If an entry below holds a picture, leave the picture out and print the rest exactly.

Records supplied:
-- -- --

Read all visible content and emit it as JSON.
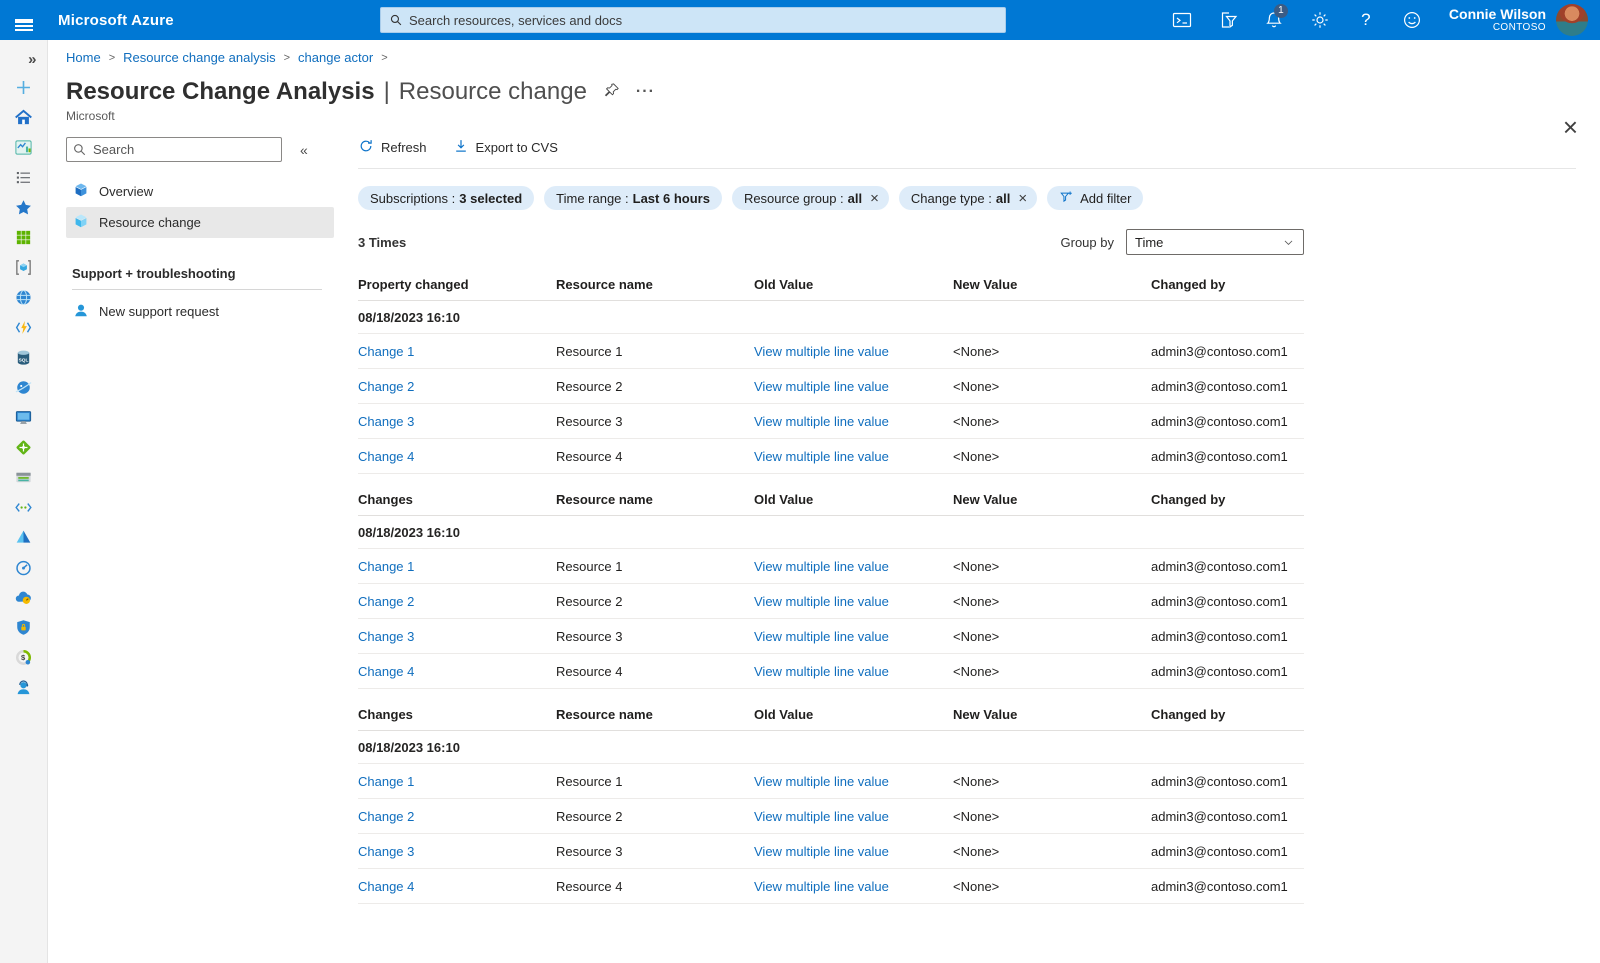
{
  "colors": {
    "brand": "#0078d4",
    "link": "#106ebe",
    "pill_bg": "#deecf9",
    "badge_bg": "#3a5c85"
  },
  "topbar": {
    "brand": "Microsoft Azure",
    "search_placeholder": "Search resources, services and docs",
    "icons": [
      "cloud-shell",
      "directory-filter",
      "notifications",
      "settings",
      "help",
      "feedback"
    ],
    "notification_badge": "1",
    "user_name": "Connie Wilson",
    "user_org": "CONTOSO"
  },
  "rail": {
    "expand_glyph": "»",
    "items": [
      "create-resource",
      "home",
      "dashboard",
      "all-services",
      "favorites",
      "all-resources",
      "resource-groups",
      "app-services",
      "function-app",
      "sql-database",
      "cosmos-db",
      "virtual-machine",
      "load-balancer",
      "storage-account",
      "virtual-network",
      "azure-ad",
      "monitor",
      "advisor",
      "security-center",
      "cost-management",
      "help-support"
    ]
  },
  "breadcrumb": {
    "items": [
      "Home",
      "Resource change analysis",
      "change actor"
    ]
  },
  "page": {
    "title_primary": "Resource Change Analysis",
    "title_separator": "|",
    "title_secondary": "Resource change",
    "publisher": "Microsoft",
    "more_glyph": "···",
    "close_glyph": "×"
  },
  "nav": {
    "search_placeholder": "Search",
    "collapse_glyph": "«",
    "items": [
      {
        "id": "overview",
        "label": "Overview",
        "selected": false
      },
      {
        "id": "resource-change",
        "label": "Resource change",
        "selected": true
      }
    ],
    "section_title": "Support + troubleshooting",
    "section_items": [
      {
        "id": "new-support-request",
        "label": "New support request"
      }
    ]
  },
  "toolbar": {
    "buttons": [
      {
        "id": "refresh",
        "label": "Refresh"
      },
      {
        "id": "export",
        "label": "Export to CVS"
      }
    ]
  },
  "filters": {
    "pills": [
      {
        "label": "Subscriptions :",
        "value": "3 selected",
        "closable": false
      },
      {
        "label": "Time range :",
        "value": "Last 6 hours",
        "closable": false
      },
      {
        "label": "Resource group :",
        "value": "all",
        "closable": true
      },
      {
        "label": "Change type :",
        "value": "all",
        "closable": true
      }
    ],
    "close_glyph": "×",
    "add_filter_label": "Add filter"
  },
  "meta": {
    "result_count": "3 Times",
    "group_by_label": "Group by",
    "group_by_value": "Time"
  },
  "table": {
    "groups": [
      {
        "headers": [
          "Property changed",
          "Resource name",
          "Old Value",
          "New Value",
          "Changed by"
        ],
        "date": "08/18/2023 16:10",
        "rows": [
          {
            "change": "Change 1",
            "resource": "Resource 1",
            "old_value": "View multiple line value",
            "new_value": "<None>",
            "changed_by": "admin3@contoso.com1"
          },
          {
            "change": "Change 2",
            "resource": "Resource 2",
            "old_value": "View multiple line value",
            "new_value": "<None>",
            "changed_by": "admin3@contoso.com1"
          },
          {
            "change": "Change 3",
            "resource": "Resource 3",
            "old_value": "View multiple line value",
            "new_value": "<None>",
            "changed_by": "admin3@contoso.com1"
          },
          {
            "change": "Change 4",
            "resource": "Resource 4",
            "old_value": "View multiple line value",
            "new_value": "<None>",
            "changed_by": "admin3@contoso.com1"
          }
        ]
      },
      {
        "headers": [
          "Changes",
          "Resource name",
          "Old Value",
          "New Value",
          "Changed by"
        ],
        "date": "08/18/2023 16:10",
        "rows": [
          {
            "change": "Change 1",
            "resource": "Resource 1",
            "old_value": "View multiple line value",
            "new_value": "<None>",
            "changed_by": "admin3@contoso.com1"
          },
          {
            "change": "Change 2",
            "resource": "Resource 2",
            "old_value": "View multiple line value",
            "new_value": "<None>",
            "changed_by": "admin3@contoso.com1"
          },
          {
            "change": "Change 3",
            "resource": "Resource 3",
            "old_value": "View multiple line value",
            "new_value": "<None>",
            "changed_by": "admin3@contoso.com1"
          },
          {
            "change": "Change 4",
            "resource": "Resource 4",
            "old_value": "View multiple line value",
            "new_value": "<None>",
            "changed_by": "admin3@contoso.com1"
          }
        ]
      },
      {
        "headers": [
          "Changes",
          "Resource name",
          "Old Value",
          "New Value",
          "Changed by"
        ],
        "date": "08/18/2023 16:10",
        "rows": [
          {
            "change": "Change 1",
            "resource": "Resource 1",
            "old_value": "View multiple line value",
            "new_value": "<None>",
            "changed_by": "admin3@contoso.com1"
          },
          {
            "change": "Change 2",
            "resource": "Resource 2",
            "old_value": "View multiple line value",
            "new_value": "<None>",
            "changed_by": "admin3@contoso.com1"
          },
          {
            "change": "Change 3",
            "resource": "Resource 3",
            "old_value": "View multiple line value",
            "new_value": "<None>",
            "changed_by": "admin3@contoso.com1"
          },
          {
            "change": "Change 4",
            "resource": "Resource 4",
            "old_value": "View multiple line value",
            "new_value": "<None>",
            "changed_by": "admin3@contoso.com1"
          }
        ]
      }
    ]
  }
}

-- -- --

Solution to this task:
Read all visible content and emit it as JSON.
{
  "colors": {
    "brand": "#0078d4",
    "link": "#106ebe",
    "pill_bg": "#deecf9",
    "badge_bg": "#3a5c85"
  },
  "topbar": {
    "brand": "Microsoft Azure",
    "search_placeholder": "Search resources, services and docs",
    "icons": [
      "cloud-shell",
      "directory-filter",
      "notifications",
      "settings",
      "help",
      "feedback"
    ],
    "notification_badge": "1",
    "user_name": "Connie Wilson",
    "user_org": "CONTOSO"
  },
  "rail": {
    "expand_glyph": "»",
    "items": [
      "create-resource",
      "home",
      "dashboard",
      "all-services",
      "favorites",
      "all-resources",
      "resource-groups",
      "app-services",
      "function-app",
      "sql-database",
      "cosmos-db",
      "virtual-machine",
      "load-balancer",
      "storage-account",
      "virtual-network",
      "azure-ad",
      "monitor",
      "advisor",
      "security-center",
      "cost-management",
      "help-support"
    ]
  },
  "breadcrumb": {
    "items": [
      "Home",
      "Resource change analysis",
      "change actor"
    ]
  },
  "page": {
    "title_primary": "Resource Change Analysis",
    "title_separator": "|",
    "title_secondary": "Resource change",
    "publisher": "Microsoft",
    "more_glyph": "···",
    "close_glyph": "×"
  },
  "nav": {
    "search_placeholder": "Search",
    "collapse_glyph": "«",
    "items": [
      {
        "id": "overview",
        "label": "Overview",
        "selected": false
      },
      {
        "id": "resource-change",
        "label": "Resource change",
        "selected": true
      }
    ],
    "section_title": "Support + troubleshooting",
    "section_items": [
      {
        "id": "new-support-request",
        "label": "New support request"
      }
    ]
  },
  "toolbar": {
    "buttons": [
      {
        "id": "refresh",
        "label": "Refresh"
      },
      {
        "id": "export",
        "label": "Export to CVS"
      }
    ]
  },
  "filters": {
    "pills": [
      {
        "label": "Subscriptions :",
        "value": "3 selected",
        "closable": false
      },
      {
        "label": "Time range :",
        "value": "Last 6 hours",
        "closable": false
      },
      {
        "label": "Resource group :",
        "value": "all",
        "closable": true
      },
      {
        "label": "Change type :",
        "value": "all",
        "closable": true
      }
    ],
    "close_glyph": "×",
    "add_filter_label": "Add filter"
  },
  "meta": {
    "result_count": "3 Times",
    "group_by_label": "Group by",
    "group_by_value": "Time"
  },
  "table": {
    "groups": [
      {
        "headers": [
          "Property changed",
          "Resource name",
          "Old Value",
          "New Value",
          "Changed by"
        ],
        "date": "08/18/2023 16:10",
        "rows": [
          {
            "change": "Change 1",
            "resource": "Resource 1",
            "old_value": "View multiple line value",
            "new_value": "<None>",
            "changed_by": "admin3@contoso.com1"
          },
          {
            "change": "Change 2",
            "resource": "Resource 2",
            "old_value": "View multiple line value",
            "new_value": "<None>",
            "changed_by": "admin3@contoso.com1"
          },
          {
            "change": "Change 3",
            "resource": "Resource 3",
            "old_value": "View multiple line value",
            "new_value": "<None>",
            "changed_by": "admin3@contoso.com1"
          },
          {
            "change": "Change 4",
            "resource": "Resource 4",
            "old_value": "View multiple line value",
            "new_value": "<None>",
            "changed_by": "admin3@contoso.com1"
          }
        ]
      },
      {
        "headers": [
          "Changes",
          "Resource name",
          "Old Value",
          "New Value",
          "Changed by"
        ],
        "date": "08/18/2023 16:10",
        "rows": [
          {
            "change": "Change 1",
            "resource": "Resource 1",
            "old_value": "View multiple line value",
            "new_value": "<None>",
            "changed_by": "admin3@contoso.com1"
          },
          {
            "change": "Change 2",
            "resource": "Resource 2",
            "old_value": "View multiple line value",
            "new_value": "<None>",
            "changed_by": "admin3@contoso.com1"
          },
          {
            "change": "Change 3",
            "resource": "Resource 3",
            "old_value": "View multiple line value",
            "new_value": "<None>",
            "changed_by": "admin3@contoso.com1"
          },
          {
            "change": "Change 4",
            "resource": "Resource 4",
            "old_value": "View multiple line value",
            "new_value": "<None>",
            "changed_by": "admin3@contoso.com1"
          }
        ]
      },
      {
        "headers": [
          "Changes",
          "Resource name",
          "Old Value",
          "New Value",
          "Changed by"
        ],
        "date": "08/18/2023 16:10",
        "rows": [
          {
            "change": "Change 1",
            "resource": "Resource 1",
            "old_value": "View multiple line value",
            "new_value": "<None>",
            "changed_by": "admin3@contoso.com1"
          },
          {
            "change": "Change 2",
            "resource": "Resource 2",
            "old_value": "View multiple line value",
            "new_value": "<None>",
            "changed_by": "admin3@contoso.com1"
          },
          {
            "change": "Change 3",
            "resource": "Resource 3",
            "old_value": "View multiple line value",
            "new_value": "<None>",
            "changed_by": "admin3@contoso.com1"
          },
          {
            "change": "Change 4",
            "resource": "Resource 4",
            "old_value": "View multiple line value",
            "new_value": "<None>",
            "changed_by": "admin3@contoso.com1"
          }
        ]
      }
    ]
  }
}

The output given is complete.